This post has been updated to include comments from readers:
Here’s the movie poster:
Here’s the book cover:
Reel Girl blog readers from the UK and New Zealand report spotting the protagonist, Katniss Everdeen, on posters in their countries. Katniss was also pictured on the first paperback UK version. Since the movie, she’s vanished from all covers.
The U.S. pb edition never showed Katniss.
Google images also shows “Hunger Games” movie posters with Katniss, but I haven’t seen any around the Bay Area. Have you? Or in your city/ town? Please let me know and even better, send me a photo.
Katniss Everdeen is played in the movie by Jennifer Lawrence who was nominated for an Academy Award for “Winter’s Bone.” You’d think that “The Hunger Games” marketing department would want to highlight such a popular and critically acclaimed actress.
Or maybe not.
In an article titled “Gender Games” The Wall Street Journal reports that the book’s publisher, “Scholastic, considered dozens of cover designs, including portraits of Katniss, before settling on a more ‘iconic’ image of a bird pendant that plays a role in the story.”
The WSJ also reports that the film studio, Lion’s Gate, is hopeful that in spite of the female protagonist, males will go see this movie:
“Set in a dystopian future, “The Hunger Games” centers on Katniss Everdeen, a 16-year-old girl who is called upon to fight 23 other teens to the death in a twisted annual survival competition that is televised to the nation of Panem. The quick pace, strong characters and blood sport of author Suzanne Collins’s trilogy helped attract a robust male readership.”
In some ways, this marketing strategy is good news, because Hollywood will not be toning down Katniss’s character to play up the romance angle:
“They’ve taken away the love story and focused on the hero, who, by virtue of her altruism and fire, is going to stand up against this situation,” says Vincent Bruzzese, president of Ipsos MediaCT’s Motion Picture Group, which does market research for movie studios and filmmakers. “What they are doing is marketing the archetypal themes that are gender-neutral.”
Jezebel posts: “Maybe, though, it’d be encouraging to see a movie with a dominant female lead transcend the demographic corrals studio analysts have split us all into.”
If “gender neutral” means keeping the focus on Katniss’s heroics and not her relationship, I’m all for that. Moving past those limited “demographic corrals” would be great. So if I have to give up Katniss on the movie poster to keep the narrative from getting watered down to romance, I suppose that’s a sacrifice I’m willing to make.
Still, I look forward to the day when a Academy Award nominee can show up on the poster for her own movie without fear that she’ll scare the boys away.
Also, if they let Lawrence on the poster, maybe they’d pay her more money. Women and Hollywood reports that she’s earning $500,000 for her role. Compare that to Chris Pine, a young male action star and not Academy Award nominated, who earned $3 million for “Unstoppable.” Women and Hollywood writes: “She’s on the poster, is clearly the lead, yet still doesn’t get paid the same as the guys.”

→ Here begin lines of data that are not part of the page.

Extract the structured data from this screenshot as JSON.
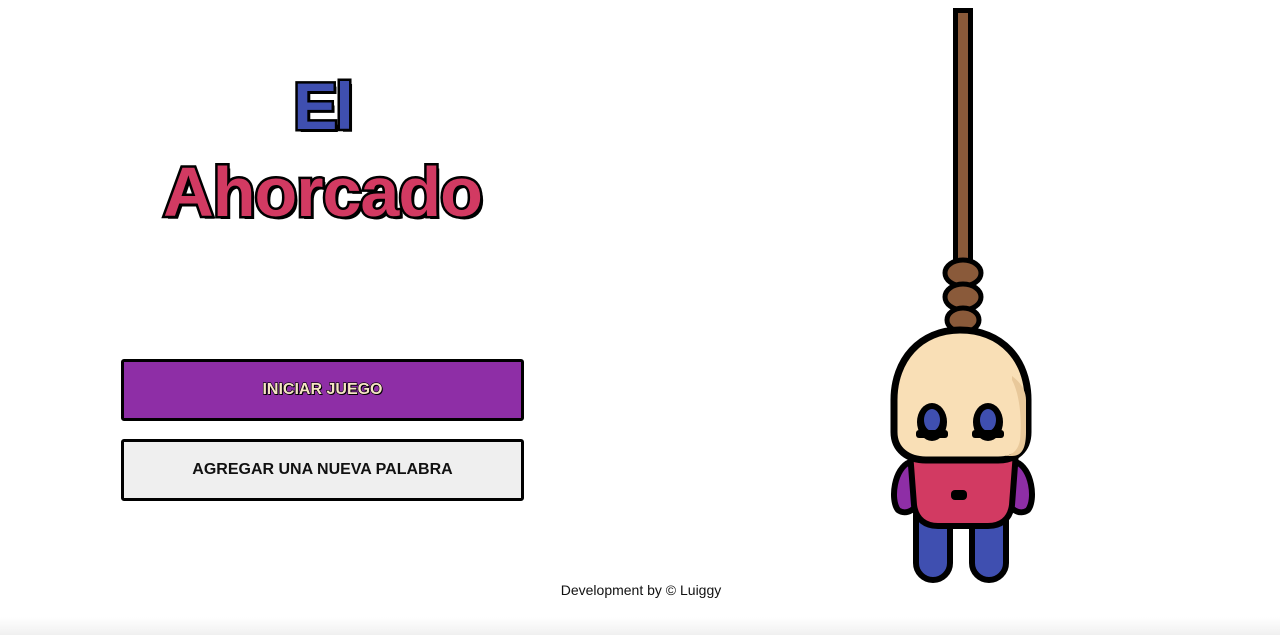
{
  "title": {
    "line1": "El",
    "line2": "Ahorcado"
  },
  "buttons": {
    "start_label": "INICIAR JUEGO",
    "add_word_label": "AGREGAR UNA NUEVA PALABRA"
  },
  "footer": {
    "credit": "Development by © Luiggy"
  },
  "colors": {
    "title_el": "#3f4fb0",
    "title_ahorcado": "#d23a62",
    "start_button_bg": "#8e2ea6",
    "start_button_text": "#f6e4c4",
    "add_button_bg": "#efefef",
    "rope": "#8a5a3a",
    "skin": "#f9dfb6",
    "shirt": "#d23a62",
    "arms": "#8e2ea6",
    "legs": "#3f4fb0"
  },
  "illustration": {
    "icon": "hanged-man-icon"
  }
}
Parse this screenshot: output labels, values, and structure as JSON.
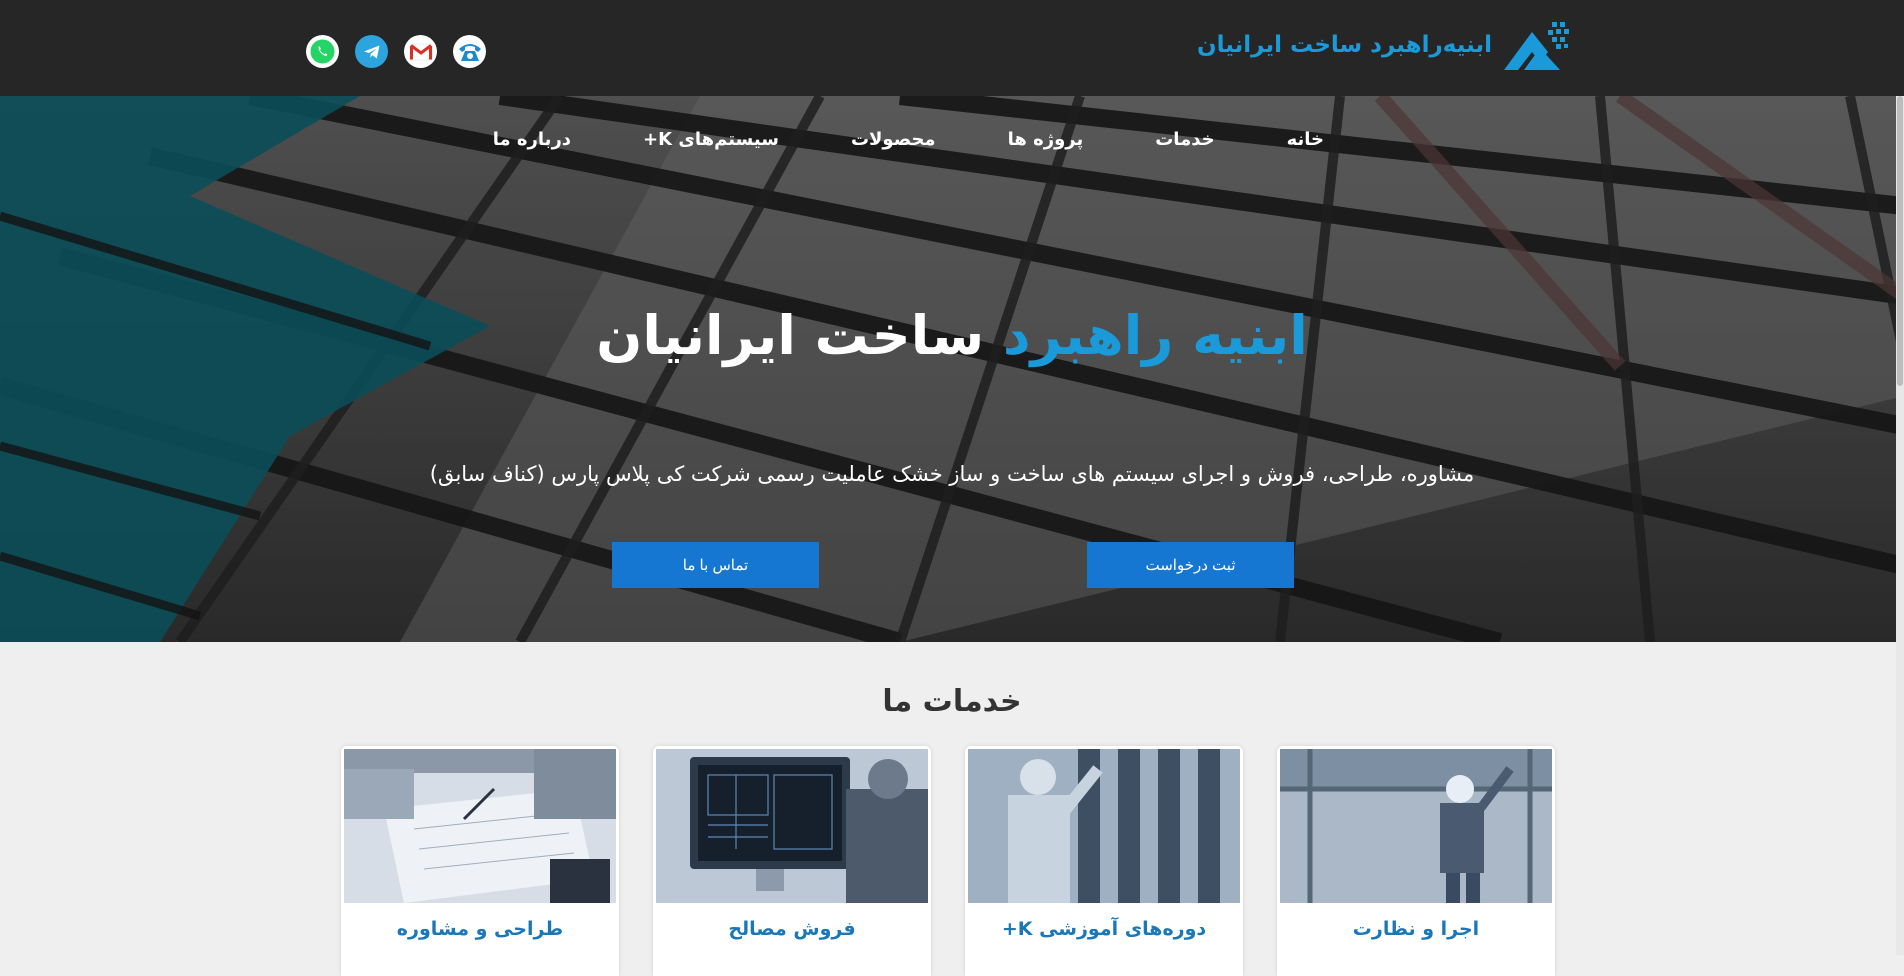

But what if she’s not on the poster?
Furthermore, this same kind of invisible-female sexism has a powerful influence on movies marketed to little kids. Movie posters for kids continuously picture no females at all or females on the sidelines. Take a look at Reel Girl’s Gallery of Girls Gone Missing from Kids’ Movies in 2011.

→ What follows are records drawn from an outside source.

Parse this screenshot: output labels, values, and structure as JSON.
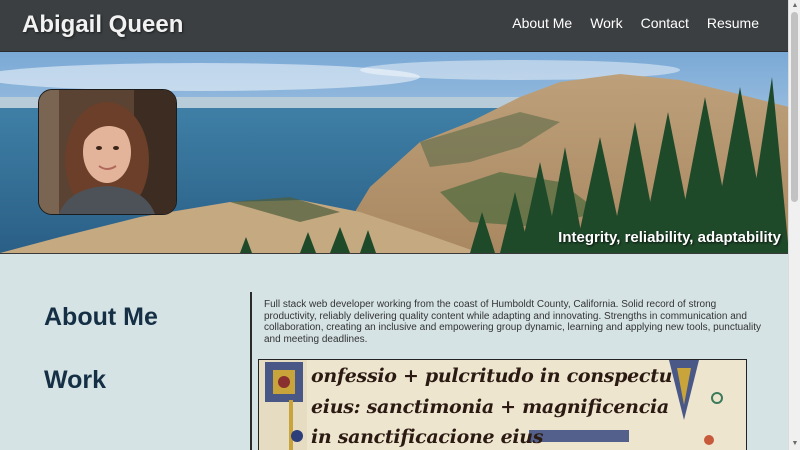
{
  "header": {
    "site_title": "Abigail Queen",
    "nav": [
      {
        "label": "About Me"
      },
      {
        "label": "Work"
      },
      {
        "label": "Contact"
      },
      {
        "label": "Resume"
      }
    ]
  },
  "hero": {
    "tagline": "Integrity, reliability, adaptability"
  },
  "sidebar": {
    "items": [
      {
        "label": "About Me"
      },
      {
        "label": "Work"
      }
    ]
  },
  "about": {
    "text": "Full stack web developer working from the coast of Humboldt County, California. Solid record of strong productivity, reliably delivering quality content while adapting and innovating. Strengths in communication and collaboration, creating an inclusive and empowering group dynamic, learning and applying new tools, punctuality and meeting deadlines."
  },
  "work_image": {
    "lines": [
      "onfessio + pulcritudo in conspectu",
      "eius: sanctimonia + magnificencia",
      "in sanctificacione eius"
    ]
  },
  "colors": {
    "header_bg": "#3b3f41",
    "page_bg": "#d6e3e5",
    "heading": "#152f45"
  }
}
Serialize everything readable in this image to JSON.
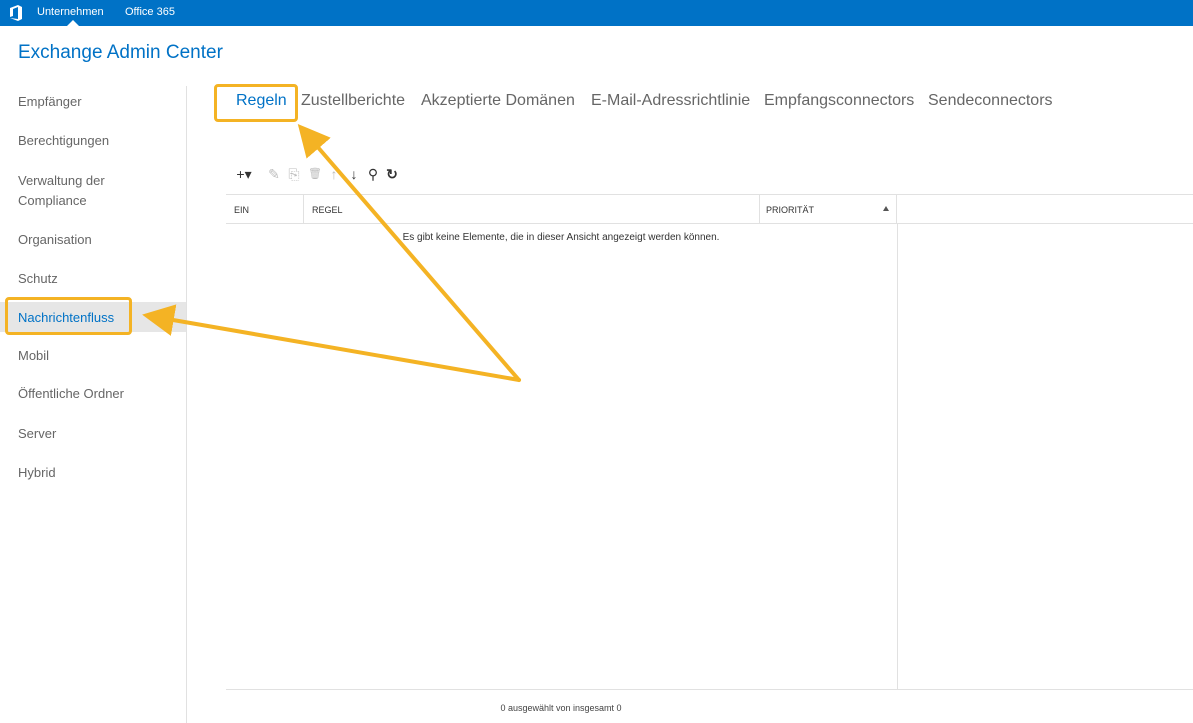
{
  "topbar": {
    "links": [
      "Unternehmen",
      "Office 365"
    ],
    "logo_icon": "office-logo-icon",
    "color": "#0072c6"
  },
  "app": {
    "title": "Exchange Admin Center"
  },
  "sidebar": {
    "items": [
      {
        "label": "Empfänger"
      },
      {
        "label": "Berechtigungen"
      },
      {
        "label": "Verwaltung der Compliance"
      },
      {
        "label": "Organisation"
      },
      {
        "label": "Schutz"
      },
      {
        "label": "Nachrichtenfluss",
        "selected": true
      },
      {
        "label": "Mobil"
      },
      {
        "label": "Öffentliche Ordner"
      },
      {
        "label": "Server"
      },
      {
        "label": "Hybrid"
      }
    ]
  },
  "tabs": [
    {
      "label": "Regeln",
      "active": true
    },
    {
      "label": "Zustellberichte"
    },
    {
      "label": "Akzeptierte Domänen"
    },
    {
      "label": "E-Mail-Adressrichtlinie"
    },
    {
      "label": "Empfangsconnectors"
    },
    {
      "label": "Sendeconnectors"
    }
  ],
  "toolbar": {
    "icons": [
      {
        "name": "add-icon",
        "glyph": "+▾",
        "enabled": true
      },
      {
        "name": "edit-icon",
        "glyph": "✎",
        "enabled": false
      },
      {
        "name": "copy-icon",
        "glyph": "⎘",
        "enabled": false
      },
      {
        "name": "delete-icon",
        "glyph": "🗑",
        "enabled": false
      },
      {
        "name": "move-up-icon",
        "glyph": "↑",
        "enabled": false
      },
      {
        "name": "move-down-icon",
        "glyph": "↓",
        "enabled": true
      },
      {
        "name": "search-icon",
        "glyph": "⚲",
        "enabled": true
      },
      {
        "name": "refresh-icon",
        "glyph": "↻",
        "enabled": true
      }
    ]
  },
  "grid": {
    "columns": [
      "EIN",
      "REGEL",
      "PRIORITÄT"
    ],
    "sort_column": "PRIORITÄT",
    "sort_direction": "ascending",
    "empty_message": "Es gibt keine Elemente, die in dieser Ansicht angezeigt werden können.",
    "status": "0 ausgewählt von insgesamt 0"
  },
  "annotations": {
    "color": "#f4b324",
    "highlighted": [
      "Regeln",
      "Nachrichtenfluss"
    ]
  }
}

Parents should not let five year old boys have the power to make five year old girls disappear. The gender imbalance in animated movies isn’t really about five year old boys anyway. It’s about their parents. Parents are the ones who buy books, movie tickets, and toys. Just because adults live in a sexist world, doesn’t mean our kids should be trained to keep repeating it. At the very least, adults could be doing much more to present the next generation with imaginary worlds where sexism doesn’t exist. Yet, in kid-movie-world, females are represented as a tiny minority. Girls are half of the kid population. It’s time that Hollywood recognized that by putting females on movie posters, and of course, in the movies as well.